I agree with my colleagues' assessments. I would also add that you need to consider the merits of any waiver filing. What I mean is that there is always a question as to whether "extreme hardship" can be demonstrated and whether it is wise to file the waiver right now. For example, someone who has been married for 3 months legally could theoretically file the I-130 and could qualify for the stateside provisional waiver program. However, it may be difficult to demonstrate 'extreme hardship" because of the individual situations. I could consult an immigration attorney to assess the merits of your waiver as well as for the reasons outlined by my colleagues
I agree with my colleagues. You should provide us with the facts surrounding his entry into the United States. Depending on the facts of your case he may be able to apply within the US or he may have to leave the country (unless you are granted an I-601a waiver) to obtain his immigrant visa.
The Law Office of Andrew Chung, PLLC. (832) 409 0117. Andrew@Chung-Law.com . The statement above is general in nature and does not constitute legal advice, as not all the facts are known. You should retain an attorney to review all the facts specific to your case in order to receive advise specific to your case. The statement above does not create an attorney/client relationship. Answers on Avvo can only be general ones, as specific answers would require knowledge of all the facts. As such, they may or may not apply to the question.

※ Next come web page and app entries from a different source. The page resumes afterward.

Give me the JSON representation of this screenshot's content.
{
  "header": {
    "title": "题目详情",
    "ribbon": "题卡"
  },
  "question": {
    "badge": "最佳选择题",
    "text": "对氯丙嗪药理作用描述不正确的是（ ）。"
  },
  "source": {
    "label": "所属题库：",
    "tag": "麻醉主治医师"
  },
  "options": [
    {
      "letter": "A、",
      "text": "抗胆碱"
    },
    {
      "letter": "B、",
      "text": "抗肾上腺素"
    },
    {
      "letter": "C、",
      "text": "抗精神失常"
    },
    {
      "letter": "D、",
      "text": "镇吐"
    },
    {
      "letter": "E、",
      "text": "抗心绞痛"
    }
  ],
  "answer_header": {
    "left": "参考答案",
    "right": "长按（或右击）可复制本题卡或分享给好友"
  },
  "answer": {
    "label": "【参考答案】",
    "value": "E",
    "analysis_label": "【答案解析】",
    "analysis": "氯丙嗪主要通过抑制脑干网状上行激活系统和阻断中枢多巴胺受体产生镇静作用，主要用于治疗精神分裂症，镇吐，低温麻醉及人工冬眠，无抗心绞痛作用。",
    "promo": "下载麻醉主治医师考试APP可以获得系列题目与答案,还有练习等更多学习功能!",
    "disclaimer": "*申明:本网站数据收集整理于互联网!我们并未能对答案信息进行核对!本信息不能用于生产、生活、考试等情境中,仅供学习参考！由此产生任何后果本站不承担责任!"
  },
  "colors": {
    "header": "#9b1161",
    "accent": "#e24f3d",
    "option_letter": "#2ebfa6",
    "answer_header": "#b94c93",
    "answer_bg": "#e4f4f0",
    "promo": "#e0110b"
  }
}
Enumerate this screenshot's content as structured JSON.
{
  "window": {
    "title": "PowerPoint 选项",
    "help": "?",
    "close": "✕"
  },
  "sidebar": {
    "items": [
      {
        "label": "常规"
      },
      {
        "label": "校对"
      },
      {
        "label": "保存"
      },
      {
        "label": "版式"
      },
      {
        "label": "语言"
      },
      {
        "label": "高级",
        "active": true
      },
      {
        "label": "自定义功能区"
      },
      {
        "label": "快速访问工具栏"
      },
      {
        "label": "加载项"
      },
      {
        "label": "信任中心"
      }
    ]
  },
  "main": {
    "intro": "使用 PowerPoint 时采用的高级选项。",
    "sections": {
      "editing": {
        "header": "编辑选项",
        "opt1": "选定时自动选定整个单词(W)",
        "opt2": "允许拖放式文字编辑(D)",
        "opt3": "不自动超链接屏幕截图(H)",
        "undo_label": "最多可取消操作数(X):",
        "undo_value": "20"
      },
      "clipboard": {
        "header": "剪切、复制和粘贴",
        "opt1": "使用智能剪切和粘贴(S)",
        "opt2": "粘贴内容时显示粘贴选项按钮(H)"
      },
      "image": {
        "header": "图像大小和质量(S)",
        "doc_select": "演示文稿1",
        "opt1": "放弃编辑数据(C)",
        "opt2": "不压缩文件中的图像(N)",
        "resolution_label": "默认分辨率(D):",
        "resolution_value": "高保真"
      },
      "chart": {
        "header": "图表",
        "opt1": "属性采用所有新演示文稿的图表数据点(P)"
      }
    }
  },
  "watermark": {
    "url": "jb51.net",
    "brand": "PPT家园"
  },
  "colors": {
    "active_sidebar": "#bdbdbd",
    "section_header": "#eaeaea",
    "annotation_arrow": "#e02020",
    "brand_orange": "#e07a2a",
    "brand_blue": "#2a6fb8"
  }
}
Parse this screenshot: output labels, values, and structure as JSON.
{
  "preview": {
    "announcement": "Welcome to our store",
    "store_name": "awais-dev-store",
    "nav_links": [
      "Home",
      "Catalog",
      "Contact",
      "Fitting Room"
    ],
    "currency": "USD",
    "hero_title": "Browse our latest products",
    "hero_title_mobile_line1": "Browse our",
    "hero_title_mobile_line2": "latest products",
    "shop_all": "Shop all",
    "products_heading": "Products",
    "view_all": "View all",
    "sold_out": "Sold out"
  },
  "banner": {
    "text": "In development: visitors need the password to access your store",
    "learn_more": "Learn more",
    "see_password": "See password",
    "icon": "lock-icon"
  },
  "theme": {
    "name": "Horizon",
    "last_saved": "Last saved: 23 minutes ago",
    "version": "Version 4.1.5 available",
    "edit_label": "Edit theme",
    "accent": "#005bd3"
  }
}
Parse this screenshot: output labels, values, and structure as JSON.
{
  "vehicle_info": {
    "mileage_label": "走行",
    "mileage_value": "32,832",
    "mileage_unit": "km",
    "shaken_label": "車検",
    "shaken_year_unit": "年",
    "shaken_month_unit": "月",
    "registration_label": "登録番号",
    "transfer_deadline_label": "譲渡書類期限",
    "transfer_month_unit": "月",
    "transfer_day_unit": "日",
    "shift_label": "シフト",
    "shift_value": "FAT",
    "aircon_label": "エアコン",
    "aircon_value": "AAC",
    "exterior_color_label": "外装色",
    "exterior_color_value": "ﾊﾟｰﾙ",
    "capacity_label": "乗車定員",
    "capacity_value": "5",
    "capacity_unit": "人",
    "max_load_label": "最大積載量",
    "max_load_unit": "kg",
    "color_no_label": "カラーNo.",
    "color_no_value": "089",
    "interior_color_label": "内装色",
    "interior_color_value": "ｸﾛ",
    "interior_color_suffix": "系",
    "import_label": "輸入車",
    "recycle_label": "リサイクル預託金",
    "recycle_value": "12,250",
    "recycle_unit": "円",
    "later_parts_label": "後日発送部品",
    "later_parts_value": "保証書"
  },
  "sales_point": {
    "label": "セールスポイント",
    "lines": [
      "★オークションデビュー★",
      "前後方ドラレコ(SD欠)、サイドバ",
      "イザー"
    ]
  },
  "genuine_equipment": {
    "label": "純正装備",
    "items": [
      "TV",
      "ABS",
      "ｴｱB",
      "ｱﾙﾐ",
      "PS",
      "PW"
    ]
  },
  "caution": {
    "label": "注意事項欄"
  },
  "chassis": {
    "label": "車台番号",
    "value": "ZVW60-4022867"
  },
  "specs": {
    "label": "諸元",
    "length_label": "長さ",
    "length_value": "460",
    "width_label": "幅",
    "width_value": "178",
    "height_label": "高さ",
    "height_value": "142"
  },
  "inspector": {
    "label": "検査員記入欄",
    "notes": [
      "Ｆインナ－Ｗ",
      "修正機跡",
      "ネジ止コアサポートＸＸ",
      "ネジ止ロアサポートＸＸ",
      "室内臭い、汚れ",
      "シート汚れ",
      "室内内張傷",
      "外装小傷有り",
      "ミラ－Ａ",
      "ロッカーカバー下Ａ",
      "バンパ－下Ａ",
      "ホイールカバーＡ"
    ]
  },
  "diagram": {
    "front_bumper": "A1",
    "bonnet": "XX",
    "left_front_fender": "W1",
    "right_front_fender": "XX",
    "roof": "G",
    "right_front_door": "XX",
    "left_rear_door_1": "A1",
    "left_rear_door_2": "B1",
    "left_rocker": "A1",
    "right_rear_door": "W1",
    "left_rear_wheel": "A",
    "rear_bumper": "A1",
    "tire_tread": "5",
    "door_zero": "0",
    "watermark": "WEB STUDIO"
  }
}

Yes you will need to file the I-601 waiver form before the visa interview. Your husband should file the I-601 in the United States. Your husband should wait for the provisional approval before going for the interview. The new regulation effective March 4, 2013 allow certain immediate relative to file the I-601 in the United States. You should consult with a competent Immigration Attorney, because there are specific requirements for the new I-601 waiver.